Llogiq on stuff

All About Arrays

Recently, I wrote up yet another RFC containing a seemingly simple extension to allow for dynamically-sized arrays. This RFC got a lot of discussion (I believe we’ll crack 100 comments soon), some of which was bringing up some great ideas. Now I have enough stuff in my head for three RFCs, but I don’t have the time to write them up right now, so to sort my thoughts, I’m going to try to explain the ideas here.

First up, the RFC suggested adding an alloca![..] macro (or function) that does much the same as the alloca(..) builtin function in C. As I said, easy idea, big implications. First the array has to be created (LLVM can do this for us), the lifetime has to be rigged to be that of the containing function (we can do this by hacking the HIR) and we’re on our merry way. During the discussion, we also gained a way of calling the macro with an iterator to store up what it yields.

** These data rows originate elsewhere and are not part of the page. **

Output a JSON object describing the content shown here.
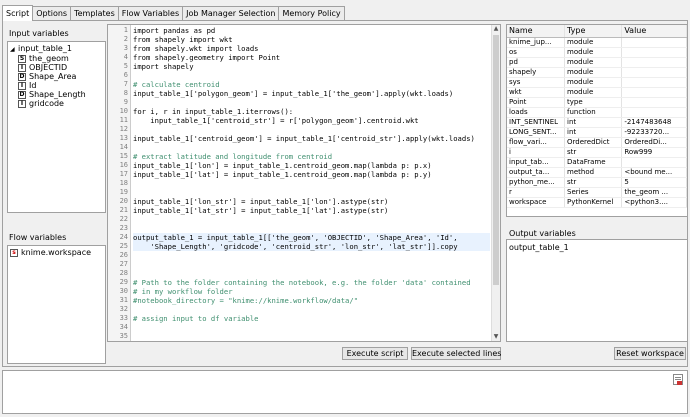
{
  "tabs": [
    "Script",
    "Options",
    "Templates",
    "Flow Variables",
    "Job Manager Selection",
    "Memory Policy"
  ],
  "input_variables": {
    "title": "Input variables",
    "table_name": "input_table_1",
    "columns": [
      {
        "type": "S",
        "name": "the_geom"
      },
      {
        "type": "I",
        "name": "OBJECTID"
      },
      {
        "type": "D",
        "name": "Shape_Area"
      },
      {
        "type": "I",
        "name": "Id"
      },
      {
        "type": "D",
        "name": "Shape_Length"
      },
      {
        "type": "I",
        "name": "gridcode"
      }
    ]
  },
  "flow_variables": {
    "title": "Flow variables",
    "items": [
      {
        "type": "s",
        "name": "knime.workspace"
      }
    ]
  },
  "code": {
    "line_numbers": [
      "1",
      "2",
      "3",
      "4",
      "5",
      "6",
      "7",
      "8",
      "9",
      "10",
      "11",
      "12",
      "13",
      "14",
      "15",
      "16",
      "17",
      "18",
      "19",
      "20",
      "21",
      "22",
      "23",
      "24",
      "25",
      "26",
      "27",
      "28",
      "29",
      "30",
      "31",
      "32",
      "33",
      "34",
      "35"
    ],
    "lines": [
      "import pandas as pd",
      "from shapely import wkt",
      "from shapely.wkt import loads",
      "from shapely.geometry import Point",
      "import shapely",
      "",
      "# calculate centroid",
      "input_table_1['polygon_geom'] = input_table_1['the_geom'].apply(wkt.loads)",
      "",
      "for i, r in input_table_1.iterrows():",
      "    input_table_1['centroid_str'] = r['polygon_geom'].centroid.wkt",
      "",
      "input_table_1['centroid_geom'] = input_table_1['centroid_str'].apply(wkt.loads)",
      "",
      "# extract latitude and longitude from centroid",
      "input_table_1['lon'] = input_table_1.centroid_geom.map(lambda p: p.x)",
      "input_table_1['lat'] = input_table_1.centroid_geom.map(lambda p: p.y)",
      "",
      "",
      "input_table_1['lon_str'] = input_table_1['lon'].astype(str)",
      "input_table_1['lat_str'] = input_table_1['lat'].astype(str)",
      "",
      "",
      "output_table_1 = input_table_1[['the_geom', 'OBJECTID', 'Shape_Area', 'Id',",
      "    'Shape_Length', 'gridcode', 'centroid_str', 'lon_str', 'lat_str']].copy",
      "",
      "",
      "",
      "# Path to the folder containing the notebook, e.g. the folder 'data' contained",
      "# in my workflow folder",
      "#notebook_directory = \"knime://knime.workflow/data/\"",
      "",
      "# assign input to df variable",
      "",
      ""
    ]
  },
  "buttons": {
    "execute_script": "Execute script",
    "execute_selected": "Execute selected lines",
    "reset_workspace": "Reset workspace"
  },
  "workspace": {
    "columns": [
      "Name",
      "Type",
      "Value"
    ],
    "rows": [
      [
        "knime_jup...",
        "module",
        ""
      ],
      [
        "os",
        "module",
        ""
      ],
      [
        "pd",
        "module",
        ""
      ],
      [
        "shapely",
        "module",
        ""
      ],
      [
        "sys",
        "module",
        ""
      ],
      [
        "wkt",
        "module",
        ""
      ],
      [
        "Point",
        "type",
        ""
      ],
      [
        "loads",
        "function",
        ""
      ],
      [
        "INT_SENTINEL",
        "int",
        "-2147483648"
      ],
      [
        "LONG_SENT...",
        "int",
        "-92233720..."
      ],
      [
        "flow_vari...",
        "OrderedDict",
        "OrderedDi..."
      ],
      [
        "i",
        "str",
        "Row999"
      ],
      [
        "input_tab...",
        "DataFrame",
        ""
      ],
      [
        "output_ta...",
        "method",
        "<bound me..."
      ],
      [
        "python_me...",
        "str",
        "5"
      ],
      [
        "r",
        "Series",
        "the_geom ..."
      ],
      [
        "workspace",
        "PythonKernel",
        "<python3...."
      ]
    ]
  },
  "output_variables": {
    "title": "Output variables",
    "items": [
      "output_table_1"
    ]
  }
}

However, it was rightfully pointed out that this is a rather hackish solution to the problem. So we all took a step back to tease out the underlying ideas:

  • Dynamically-Sized Arrays
  • Lifetime Ascription
  • Array Generators

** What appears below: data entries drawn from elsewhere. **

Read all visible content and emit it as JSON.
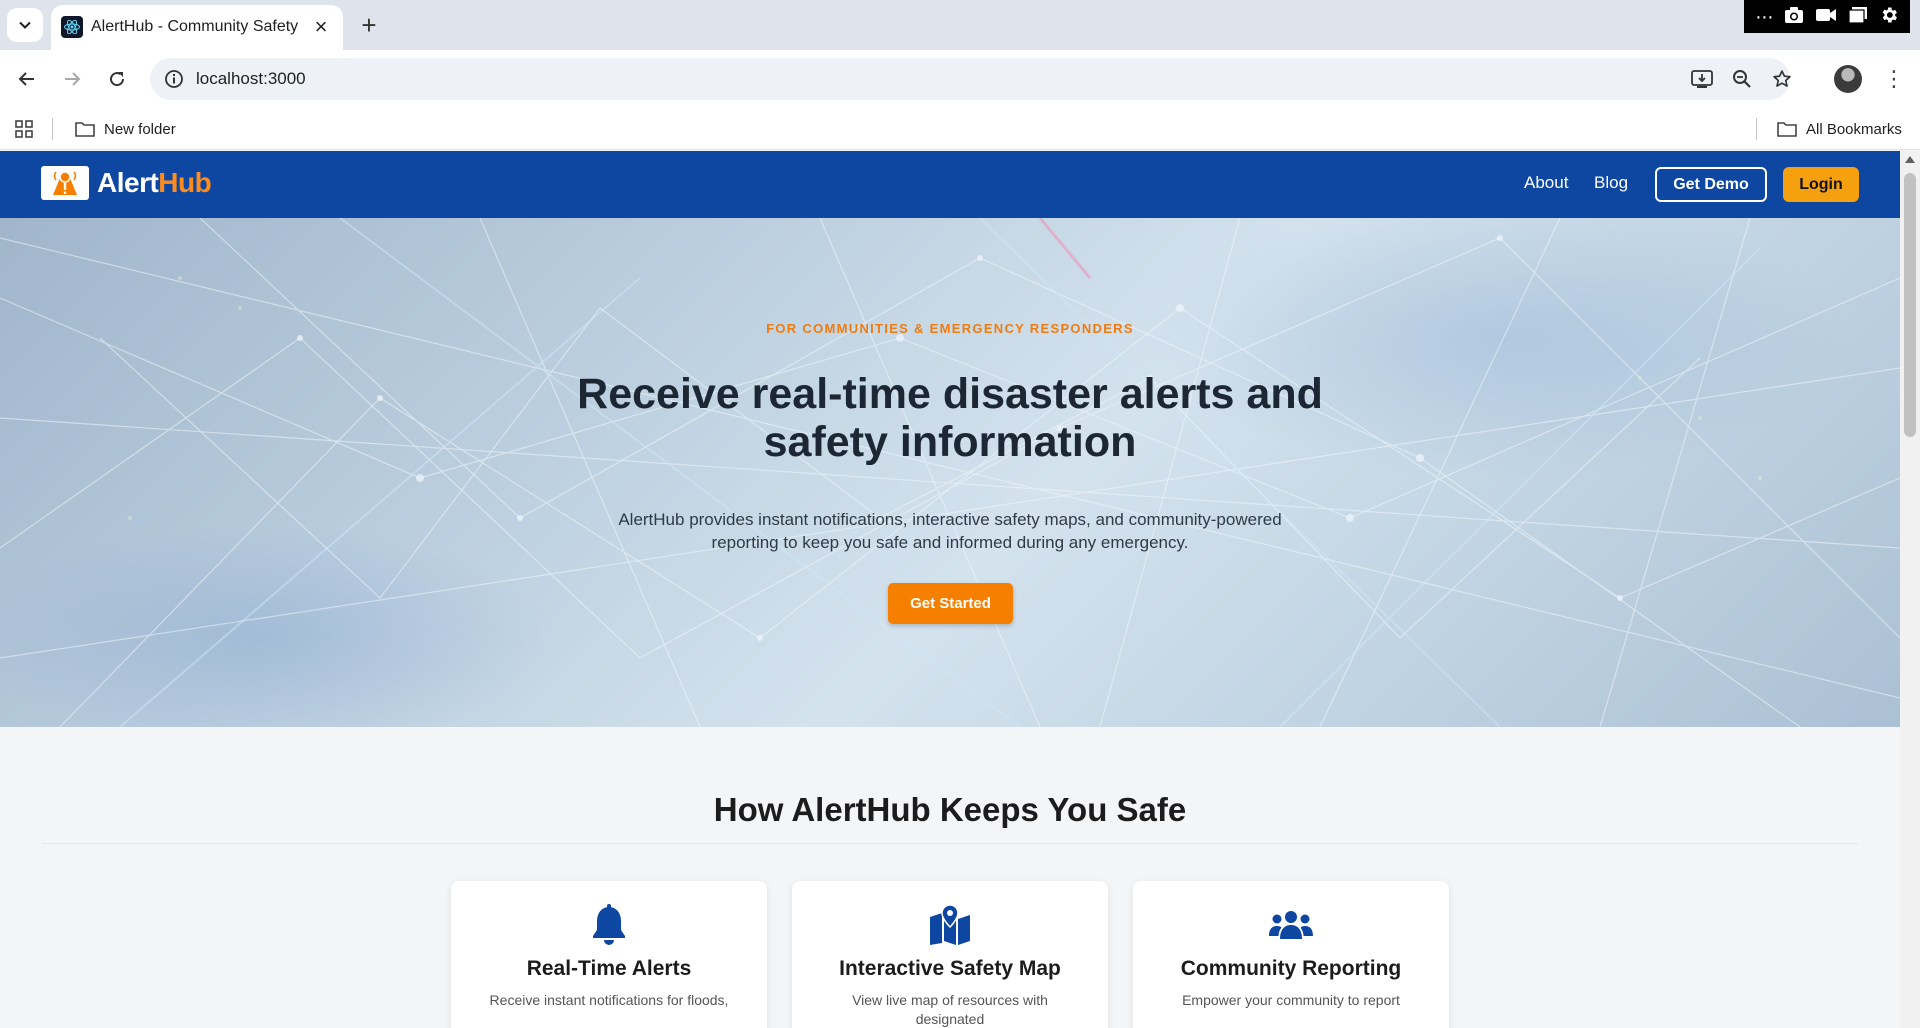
{
  "browser": {
    "tab_title": "AlertHub - Community Safety",
    "url": "localhost:3000",
    "bookmarks": {
      "folder": "New folder",
      "all": "All Bookmarks"
    }
  },
  "nav": {
    "brand_part1": "Alert",
    "brand_part2": "Hub",
    "about": "About",
    "blog": "Blog",
    "demo": "Get Demo",
    "login": "Login"
  },
  "hero": {
    "eyebrow": "FOR COMMUNITIES & EMERGENCY RESPONDERS",
    "title": "Receive real-time disaster alerts and safety information",
    "subtitle": "AlertHub provides instant notifications, interactive safety maps, and community-powered reporting to keep you safe and informed during any emergency.",
    "cta": "Get Started"
  },
  "features": {
    "heading": "How AlertHub Keeps You Safe",
    "cards": [
      {
        "icon": "bell-icon",
        "title": "Real-Time Alerts",
        "desc": "Receive instant notifications for floods,"
      },
      {
        "icon": "map-location-icon",
        "title": "Interactive Safety Map",
        "desc": "View live map of resources with designated"
      },
      {
        "icon": "users-icon",
        "title": "Community Reporting",
        "desc": "Empower your community to report"
      }
    ]
  },
  "colors": {
    "nav_blue": "#0d47a1",
    "accent_orange": "#f77f00",
    "login_yellow": "#f5a00f",
    "icon_blue": "#0d47a1"
  }
}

So without further ado, let’s look what that means:

Dynamically-Sized Arrays

This is a very simple idea: Arrays in Rust are currently constant-sized. However, it’s feasible to reserve a dynamically calculated number of elements on the stack (not in current Rust, but in C). For Rust’s type system, the resulting values are !Sized (which is to say, unsized) – their size isn’t known at compile time. One needs a way to describe them in code, in HIR and in MIR (LLVM IR already has the alloca operation). I don’t care too much if the syntax on top is [foo; n], alloca(foo, n) or alloca![foo, n], although the first one seems the most elegant.

Lifetime Ascription

Lifetime ascription is the unification of lifetimes and labels. Interestingly, those already share a common syntax, both are denoted by an apostrophe followed by a lowercase name, e.g. 'foo: { .. }. Currently, those labels are ignored when looking up lifetimes, but this could be changed to allow to ascribe the lifetime of a certain block to any value.

This is an awesome idea because a) it make two things that are currently different the same, b) it makes for an awesome teaching device as it allows us to show the lifetimes explicitly and c) it extends the expressive power of our type system, as we can now set up values with lifetimes that were unavailable before. IDEs could even supply refactorings to make lifetimes explicit/implicit where applicable. The only question is why we didn’t do this in the first place?

Implementing this would require us to allow labels on any block, not only on loops. There is already a lint that warns on labels shadowing lifetimes. That lint would need to be cranked up to deny for one version, but as it exists for some time, the fallout should be minimal.

Array Generators

Python programmers will know this as “List comprehensions”, but we all know this is a misnomer, as lists don’t comprehend anything. However, the base idea is to have some syntactic sugar for collecting the results of an iteration into an array or Vec. The latter has the FromIterator::collect() method, but it’s cumbersome to write. Case in point: What would you rather write?

// or
vec![for 0usize..10]

My money is on the latter.

Update: I’ve been informed by multiple sources that the canonical way is in fact Vec::from_iter(0usize..10), which, while being just a smidgen longer than the proposed macro form, is a really elegant solution. One wonders why there is no From impl for Vec from IntoIterator, but I suspect that this would require higher-kinded types, because the From trait has no way of fixing the item type otherwise (note that this works for all FromIterator implementors).

This should also work for arrays: [for [0usize..10]] in the best case, but if that’s too complex to build, we could add an array![..] macro that does the trick. The benefit is that it would work with any IntoIterator type and make safe array/vec initialization really ergonomic.

For a simple stop-gap implementation, we can use:

macro_rules vek {
    [for $e:expr] => {
    //.. the rest just forwards to vec![..]

Rolling this into the standard vec! macro is easy. The implementation for arrays (be they sized or unsized) would probably be a bit more complex, but I suspect it’s a barrier we can surmount.

Another Update: This is of course only a very crude approximation and much less capable than python’s comprehensions, which allow filtering (via if) as well as combinatorics (via multiple fors). I still find them rather neat, but they may not fit into Rust at the moment. We’ll see.

One More Update: If we had an unsized array type, we could create a FromExactSizeIterator trait that works much like FromIterator, but requires the iterator know its size in advance.

Those are, in laymen’s terms, the features I’d like to see in Rust in the not-too-long term. What do you think? Weigh in on the discussion at /r/rust or rust-users!